January 19, 2015
Conservatives, free speech and the disputed question
Disputation on the subject of Free Speech arises again. I have written before that, generally speaking, conservatives have a temperamental inclination to let everyone have his say, while at the same time a robust understanding of the inherent philosophical limits on free expression. The conservative as a dour censor, ever ready to silence dissent, is little more than a calumny from the port side of the political spectrum. The enormous diversity of conservative opinion and the eccentricity of its notable characters should be evident on even a cursory study. Stated simply, conservatives have a very hard time holding a party line. Beyond opposition to abortion and a distrust of government intervention, no strict orthodoxy of opinion can be found. Furious quarrels regularly bubble up on economics, political theory, culture, foreign policy, and theology, among other things.
Right-wingers in America, especially those in media and academia, have long experience with being, intellectually, “behind enemy lines.” It goes back at least as far as Buckley’s God and Man at Yale. Last year, a new hue and cry was raised against Harvard’s only prominent conservative, Harvey Mansfield, purposed toward silencing him for deviation from feminist orthodoxy. On matters of sexual mores and environmentalism, the puritanical urge to snuff out dissent from the Left is particular determined.

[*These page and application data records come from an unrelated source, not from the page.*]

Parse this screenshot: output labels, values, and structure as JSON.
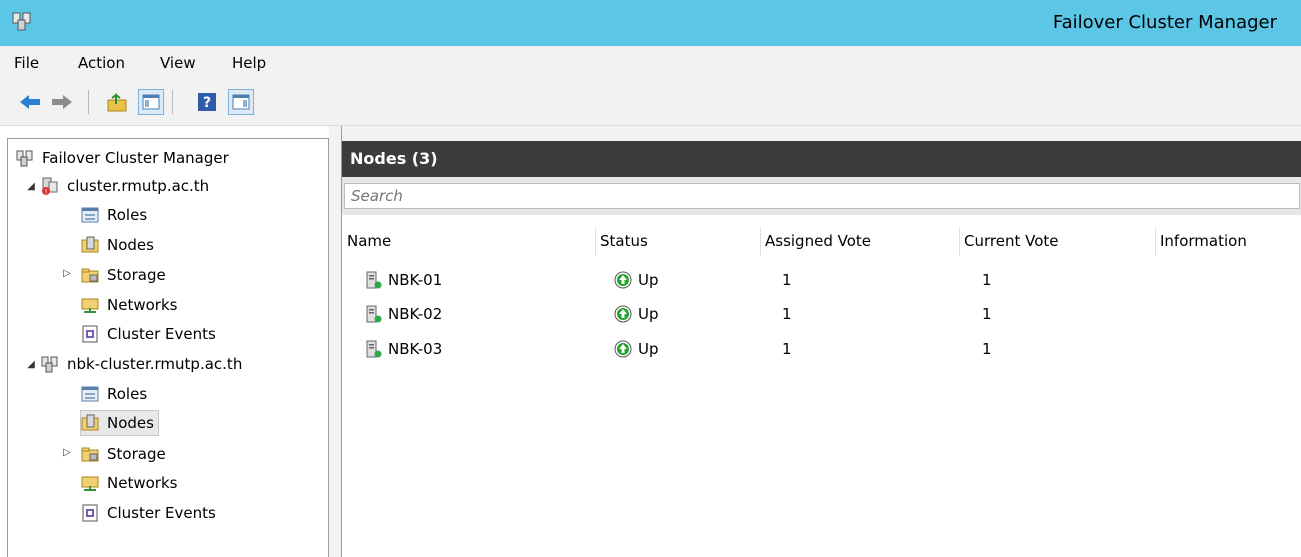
{
  "window": {
    "title": "Failover Cluster Manager"
  },
  "menu": {
    "items": [
      "File",
      "Action",
      "View",
      "Help"
    ]
  },
  "tree": {
    "root": "Failover Cluster Manager",
    "clusters": [
      {
        "name": "cluster.rmutp.ac.th",
        "children": [
          "Roles",
          "Nodes",
          "Storage",
          "Networks",
          "Cluster Events"
        ]
      },
      {
        "name": "nbk-cluster.rmutp.ac.th",
        "children": [
          "Roles",
          "Nodes",
          "Storage",
          "Networks",
          "Cluster Events"
        ],
        "selected_child": "Nodes"
      }
    ]
  },
  "panel": {
    "title": "Nodes (3)",
    "search_placeholder": "Search",
    "columns": [
      "Name",
      "Status",
      "Assigned Vote",
      "Current Vote",
      "Information"
    ],
    "rows": [
      {
        "name": "NBK-01",
        "status": "Up",
        "assigned_vote": "1",
        "current_vote": "1",
        "information": ""
      },
      {
        "name": "NBK-02",
        "status": "Up",
        "assigned_vote": "1",
        "current_vote": "1",
        "information": ""
      },
      {
        "name": "NBK-03",
        "status": "Up",
        "assigned_vote": "1",
        "current_vote": "1",
        "information": ""
      }
    ]
  },
  "colors": {
    "titlebar": "#5cc6e6",
    "header_band": "#3c3c3c",
    "status_up": "#22a42b"
  },
  "icons": [
    "cluster-manager-icon",
    "back-arrow-icon",
    "forward-arrow-icon",
    "up-folder-icon",
    "show-tree-icon",
    "help-icon",
    "action-pane-icon",
    "roles-icon",
    "nodes-icon",
    "storage-icon",
    "networks-icon",
    "cluster-events-icon",
    "server-icon",
    "status-up-icon"
  ]
}
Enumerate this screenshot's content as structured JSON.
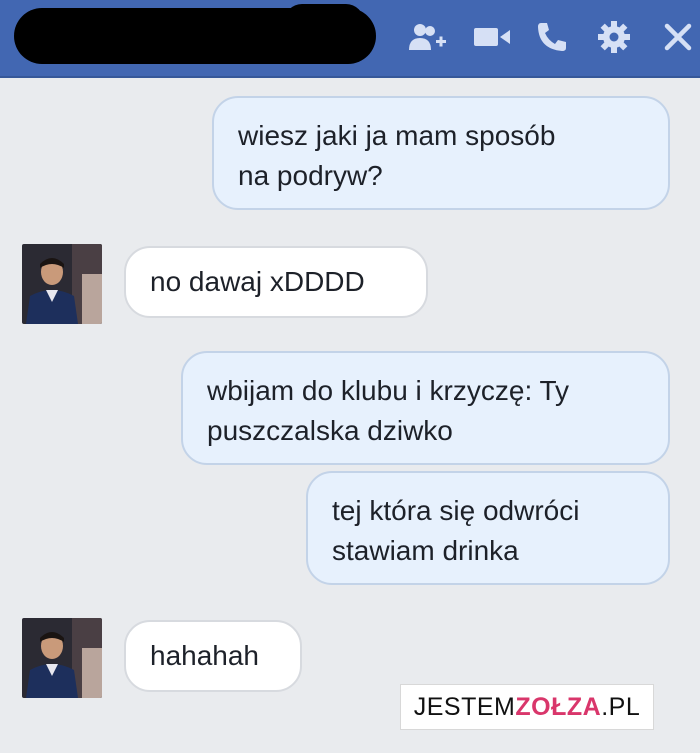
{
  "header": {
    "icons": [
      "add-people-icon",
      "video-call-icon",
      "phone-icon",
      "gear-icon",
      "close-icon"
    ],
    "colors": {
      "bar": "#4267b2",
      "icon": "#ffffff"
    }
  },
  "messages": [
    {
      "side": "sent",
      "text": "wiesz jaki ja mam sposób\nna podryw?"
    },
    {
      "side": "received",
      "text": "no dawaj xDDDD"
    },
    {
      "side": "sent",
      "text": "wbijam do klubu i krzyczę: Ty\npuszczalska dziwko"
    },
    {
      "side": "sent",
      "text": "tej która się odwróci\nstawiam drinka"
    },
    {
      "side": "received",
      "text": "hahahah"
    }
  ],
  "watermark": {
    "part1": "JESTEM",
    "part2": "ZOŁZA",
    "part3": ".PL"
  }
}
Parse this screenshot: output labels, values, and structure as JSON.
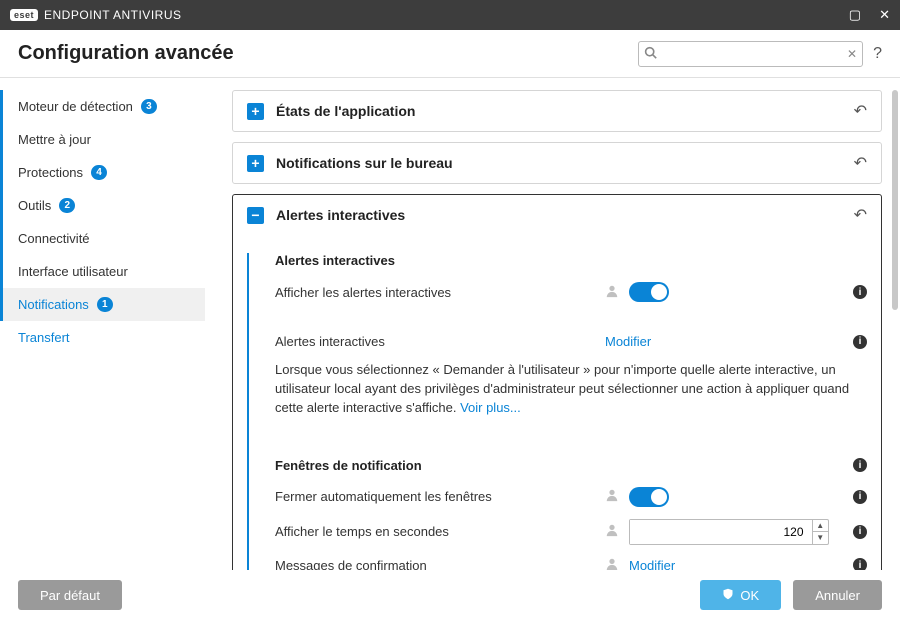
{
  "titlebar": {
    "brand_pill": "eset",
    "product": "ENDPOINT ANTIVIRUS"
  },
  "header": {
    "title": "Configuration avancée",
    "search_placeholder": ""
  },
  "sidebar": {
    "items": [
      {
        "label": "Moteur de détection",
        "badge": "3"
      },
      {
        "label": "Mettre à jour"
      },
      {
        "label": "Protections",
        "badge": "4"
      },
      {
        "label": "Outils",
        "badge": "2"
      },
      {
        "label": "Connectivité"
      },
      {
        "label": "Interface utilisateur"
      },
      {
        "label": "Notifications",
        "badge": "1"
      },
      {
        "label": "Transfert"
      }
    ]
  },
  "panels": {
    "app_states": {
      "title": "États de l'application"
    },
    "desktop_notifs": {
      "title": "Notifications sur le bureau"
    },
    "interactive_alerts": {
      "title": "Alertes interactives",
      "section1_heading": "Alertes interactives",
      "row_show_alerts": "Afficher les alertes interactives",
      "row_alerts_link_label": "Alertes interactives",
      "row_alerts_link_action": "Modifier",
      "description": "Lorsque vous sélectionnez « Demander à l'utilisateur » pour n'importe quelle alerte interactive, un utilisateur local ayant des privilèges d'administrateur peut sélectionner une action à appliquer quand cette alerte interactive s'affiche. ",
      "description_more": "Voir plus...",
      "section2_heading": "Fenêtres de notification",
      "row_autoclose": "Fermer automatiquement les fenêtres",
      "row_time_seconds": "Afficher le temps en secondes",
      "row_time_value": "120",
      "row_confirm_label": "Messages de confirmation",
      "row_confirm_action": "Modifier"
    }
  },
  "footer": {
    "default": "Par défaut",
    "ok": "OK",
    "cancel": "Annuler"
  }
}
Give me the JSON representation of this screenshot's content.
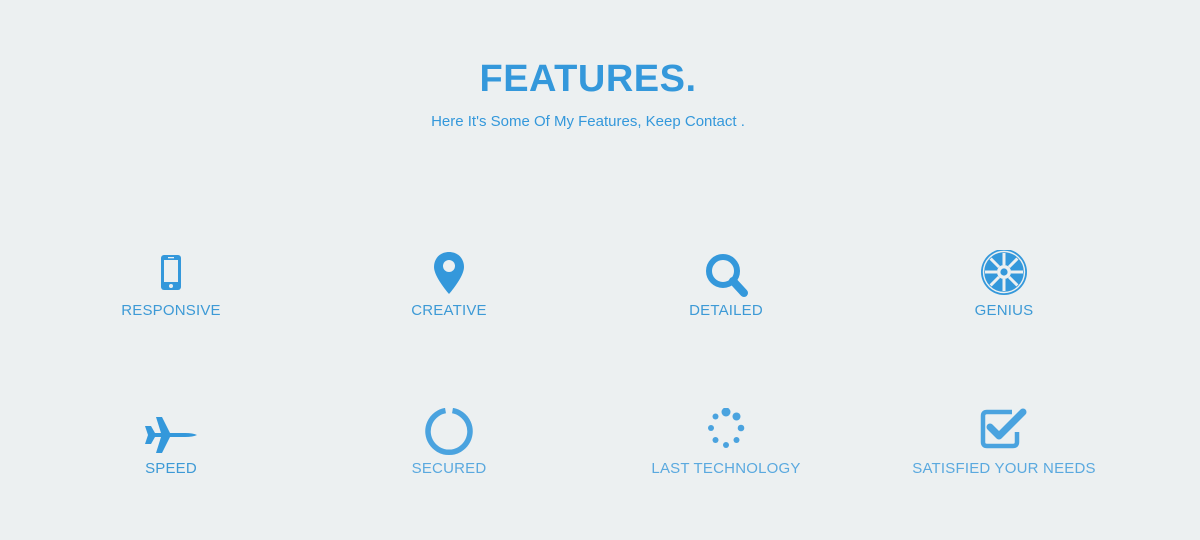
{
  "header": {
    "title": "FEATURES.",
    "subtitle": "Here It's Some Of My Features, Keep Contact ."
  },
  "colors": {
    "accent": "#3498db",
    "background": "#ecf0f1"
  },
  "features": [
    {
      "label": "RESPONSIVE",
      "icon": "mobile-phone-icon"
    },
    {
      "label": "CREATIVE",
      "icon": "map-marker-icon"
    },
    {
      "label": "DETAILED",
      "icon": "magnifier-icon"
    },
    {
      "label": "GENIUS",
      "icon": "imperial-emblem-icon"
    },
    {
      "label": "SPEED",
      "icon": "fighter-jet-icon"
    },
    {
      "label": "SECURED",
      "icon": "circle-notch-icon"
    },
    {
      "label": "LAST TECHNOLOGY",
      "icon": "spinner-icon"
    },
    {
      "label": "SATISFIED YOUR NEEDS",
      "icon": "check-square-icon"
    }
  ]
}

From this conservatives have developed very thick skins. Likewise, they have been habituated to a higher standard of quality, arising in part from a close familiarity with the doctrines and monomanias of liberalism; they know their opponents’ arguments well, and they know how to seek out and discover the best arguments among them. The contrast could hardly be plainer: few pro-abortion agitators have even a passing familiarity with the best pro-life arguments. Not two out of ten Leftist culture warriors could supply a single pertinent fact about Russell Kirk. Books like Conor Cruise O’Brien’s The Great Melody are so noteworthy because they are so uncommon: here is that rare man of the Left who treats Burke with seriousness and sympathy. (Indeed, the first portion of O’Brien’s book is precisely dedicated to exposing the egregious and unscholarly belittling of Burke’s life and work by the British historical establishment; his denunciation of the “Namierite” school of Burke denigration is enough to make conservatives stand up and cheer.)